• Task to complete
What lines of the data below hold "username"? Show them.

• Data shown
────────────────────────────────────────

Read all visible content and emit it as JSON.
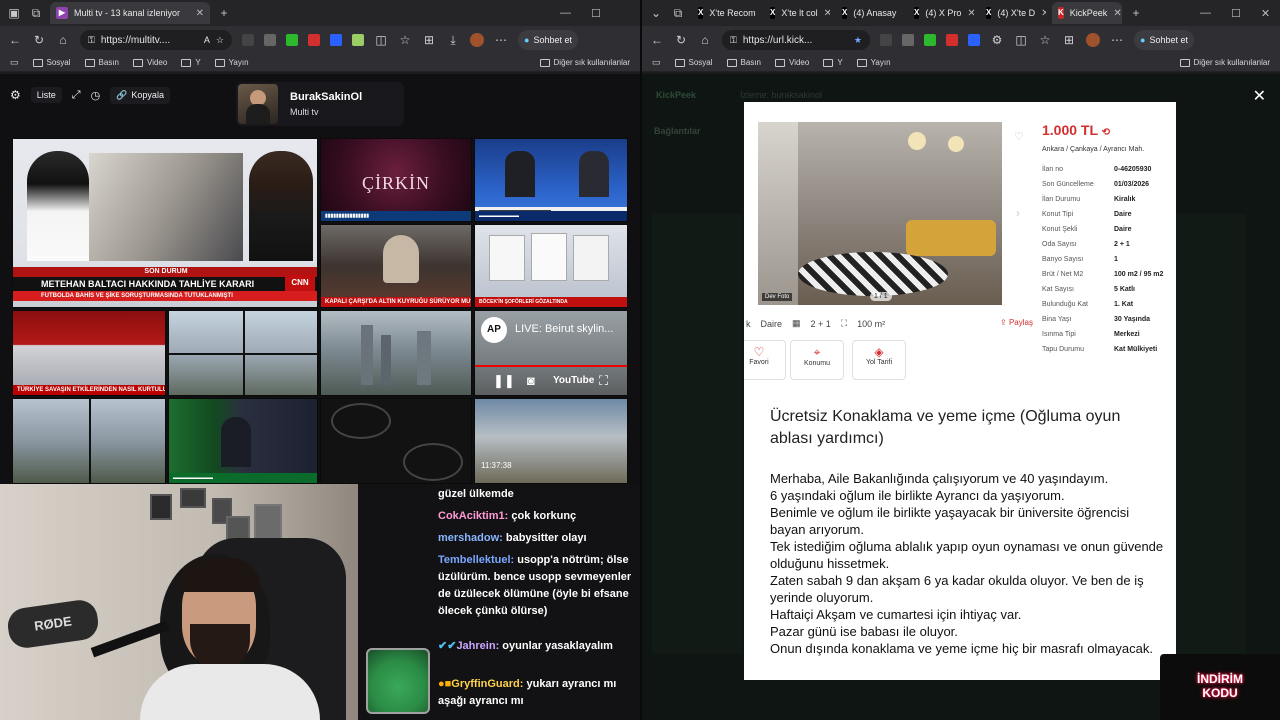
{
  "left_window": {
    "tab_title": "Multi tv - 13 kanal izleniyor",
    "url": "https://multitv....",
    "chat_btn": "Sohbet et",
    "bookmarks": [
      "Sosyal",
      "Basın",
      "Video",
      "Y",
      "Yayın"
    ],
    "bookmarks_other": "Diğer sık kullanılanlar",
    "toolbar": {
      "list_label": "Liste",
      "copy_label": "Kopyala"
    },
    "channel": {
      "name": "BurakSakinOl",
      "subtitle": "Multi tv"
    },
    "tiles": {
      "news1_headline": "METEHAN BALTACI HAKKINDA TAHLİYE KARARI",
      "news1_sub": "FUTBOLDA BAHİS VE ŞİKE SORUŞTURMASINDA TUTUKLANMIŞTI",
      "news1_badge": "SON DURUM",
      "show_title": "ÇİRKİN",
      "news3_banner": "KAPALI ÇARŞI'DA ALTIN KUYRUĞU SÜRÜYOR MU?",
      "news4_banner": "BÖCEK'İN ŞOFÖRLERİ GÖZALTINDA",
      "news5_banner": "TÜRKİYE SAVAŞIN ETKİLERİNDEN NASIL KURTULUR?",
      "ap_title": "LIVE: Beirut skylin...",
      "ap_logo": "AP",
      "yt_logo": "YouTube",
      "clock": "11:37:38"
    },
    "chat_messages": [
      {
        "user": "",
        "text": "güzel ülkemde",
        "color": "#ffffff"
      },
      {
        "user": "CokAciktim1:",
        "text": " çok korkunç",
        "color": "#ff9ad5"
      },
      {
        "user": "mershadow:",
        "text": " babysitter olayı",
        "color": "#8ab4ff"
      },
      {
        "user": "Tembellektuel:",
        "text": " usopp'a nötrüm; ölse üzülürüm. bence usopp sevmeyenler de üzülecek ölümüne (öyle bi efsane ölecek çünkü ölürse)",
        "color": "#7aa7ff"
      },
      {
        "user": "Jahrein:",
        "text": " oyunlar yasaklayalım",
        "color": "#c9a7ff"
      },
      {
        "user": "GryffinGuard:",
        "text": " yukarı ayrancı mı aşağı ayrancı mı",
        "color": "#ffd24a"
      }
    ]
  },
  "right_window": {
    "tabs": [
      "X'te Recom",
      "X'te lt col",
      "(4) Anasay",
      "(4) X Pro",
      "(4) X'te D",
      "KickPeek"
    ],
    "url": "https://url.kick...",
    "chat_btn": "Sohbet et",
    "bookmarks": [
      "Sosyal",
      "Basın",
      "Video",
      "Y",
      "Yayın"
    ],
    "bookmarks_other": "Diğer sık kullanılanlar",
    "app_name": "KickPeek",
    "bg_header": "İzleme: buraksakinol",
    "bg_section": "Bağlantılar",
    "listing": {
      "price": "1.000 TL",
      "location": "Ankara / Çankaya / Ayrancı Mah.",
      "photo_counter": "1 / 1",
      "photo_badge": "Dev Foto",
      "props": [
        {
          "k": "İlan no",
          "v": "0-46205930"
        },
        {
          "k": "Son Güncelleme",
          "v": "01/03/2026"
        },
        {
          "k": "İlan Durumu",
          "v": "Kiralık"
        },
        {
          "k": "Konut Tipi",
          "v": "Daire"
        },
        {
          "k": "Konut Şekli",
          "v": "Daire"
        },
        {
          "k": "Oda Sayısı",
          "v": "2 + 1"
        },
        {
          "k": "Banyo Sayısı",
          "v": "1"
        },
        {
          "k": "Brüt / Net M2",
          "v": "100 m2 / 95 m2"
        },
        {
          "k": "Kat Sayısı",
          "v": "5 Katlı"
        },
        {
          "k": "Bulunduğu Kat",
          "v": "1. Kat"
        },
        {
          "k": "Bina Yaşı",
          "v": "30 Yaşında"
        },
        {
          "k": "Isınma Tipi",
          "v": "Merkezi"
        },
        {
          "k": "Tapu Durumu",
          "v": "Kat Mülkiyeti"
        }
      ],
      "summary_type": "Daire",
      "summary_rooms": "2 + 1",
      "summary_area": "100 m²",
      "share": "Paylaş",
      "actions": [
        "Favori",
        "Konumu",
        "Yol Tarifi"
      ],
      "ad_title": "Ücretsiz Konaklama ve yeme içme (Oğluma oyun ablası yardımcı)",
      "ad_body": [
        "Merhaba, Aile Bakanlığında çalışıyorum ve 40 yaşındayım.",
        "6 yaşındaki oğlum ile birlikte Ayrancı da yaşıyorum.",
        "Benimle ve oğlum ile birlikte yaşayacak bir üniversite öğrencisi bayan arıyorum.",
        "Tek istediğim oğluma ablalık yapıp oyun oynaması ve onun güvende olduğunu hissetmek.",
        "Zaten sabah 9 dan akşam 6 ya kadar okulda oluyor. Ve ben de iş yerinde oluyorum.",
        "Haftaiçi Akşam ve cumartesi için ihtiyaç var.",
        "Pazar günü ise babası ile oluyor.",
        "Onun dışında konaklama ve yeme içme hiç bir masrafı olmayacak."
      ]
    },
    "indirim": "İNDİRİM KODU"
  }
}
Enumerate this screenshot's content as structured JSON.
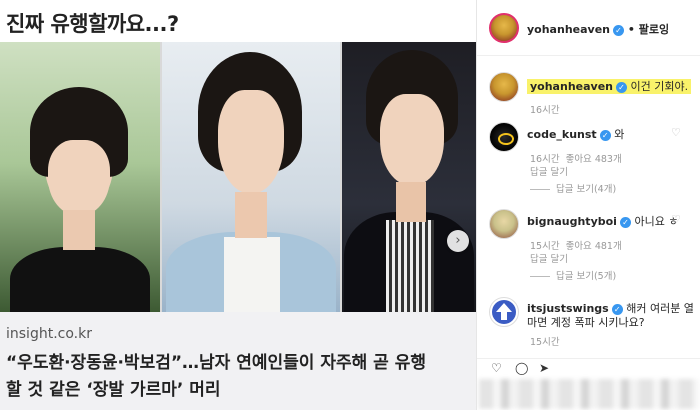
{
  "article": {
    "top_title": "진짜 유행할까요...?",
    "source": "insight.co.kr",
    "headline_line1": "“우도환·장동윤·박보검”…남자 연예인들이 자주해 곧 유행",
    "headline_line2": "할 것 같은 ‘장발 가르마’ 머리",
    "next_arrow": "›"
  },
  "instagram": {
    "header": {
      "username": "yohanheaven",
      "follow_label": "• 팔로잉"
    },
    "caption": {
      "username": "yohanheaven",
      "text": "이건 기회야.",
      "time": "16시간"
    },
    "comments": [
      {
        "username": "code_kunst",
        "text": "와",
        "time": "16시간",
        "likes": "좋아요 483개",
        "reply": "답글 달기",
        "view_replies": "답글 보기(4개)"
      },
      {
        "username": "bignaughtyboi",
        "text": "아니요 ㅎ",
        "time": "15시간",
        "likes": "좋아요 481개",
        "reply": "답글 달기",
        "view_replies": "답글 보기(5개)"
      },
      {
        "username": "itsjustswings",
        "text_line1": "해커 여러분 열",
        "text_line2": "마면 계정 폭파 시키나요?",
        "time": "15시간"
      }
    ],
    "colors": {
      "verified": "#3897f0",
      "highlight": "#f9f26a",
      "story_ring": "#e1306c"
    }
  }
}
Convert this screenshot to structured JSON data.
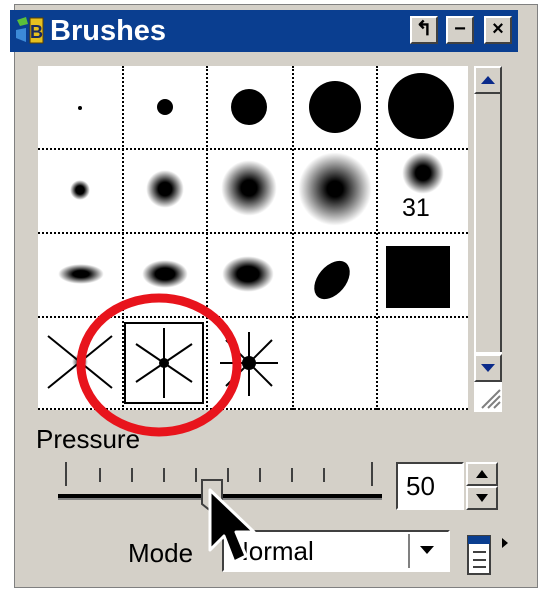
{
  "window": {
    "title": "Brushes"
  },
  "title_buttons": {
    "pin": "↰",
    "minimize": "−",
    "close": "×"
  },
  "brush_grid": {
    "size_label": "31"
  },
  "pressure": {
    "label": "Pressure",
    "value": "50",
    "slider_value_percent": 50
  },
  "mode": {
    "label": "Mode",
    "value": "Normal"
  },
  "colors": {
    "titlebar": "#0a3e90",
    "highlight": "#e8141c",
    "panel": "#d4d0c8"
  },
  "icons": [
    "brushes-app-icon",
    "pin-icon",
    "minimize-icon",
    "close-icon",
    "scroll-up-icon",
    "scroll-down-icon",
    "resize-grip-icon",
    "spin-up-icon",
    "spin-down-icon",
    "dropdown-arrow-icon",
    "brush-menu-icon",
    "mouse-cursor-icon"
  ]
}
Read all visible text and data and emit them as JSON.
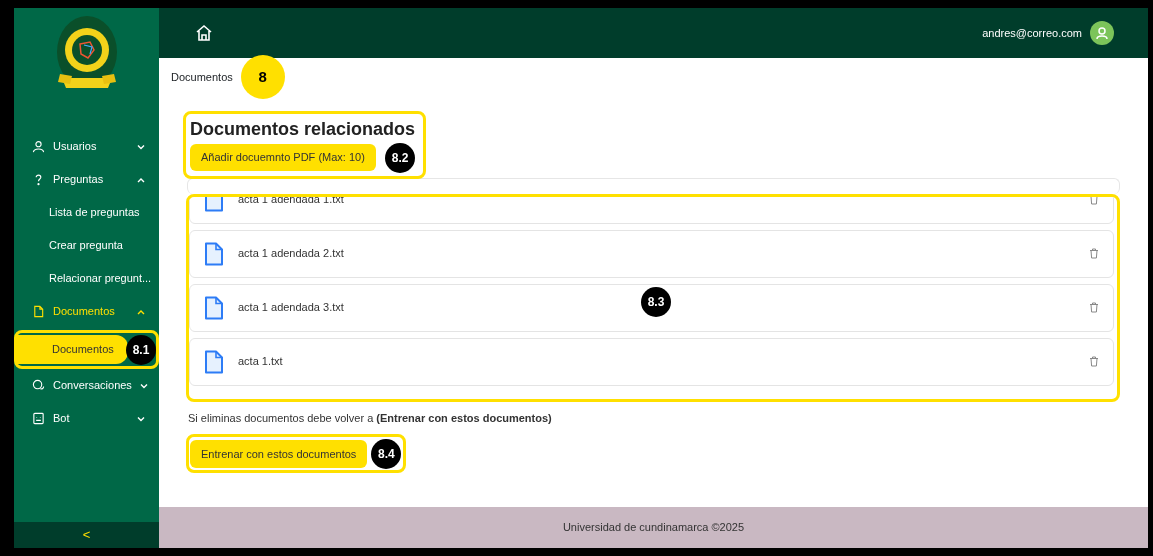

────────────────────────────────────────

• Task result
      "username": "yohanheaven",
      "username": "yohanheaven",
        "username": "code_kunst",
        "username": "bignaughtyboi",
        "username": "itsjustswings",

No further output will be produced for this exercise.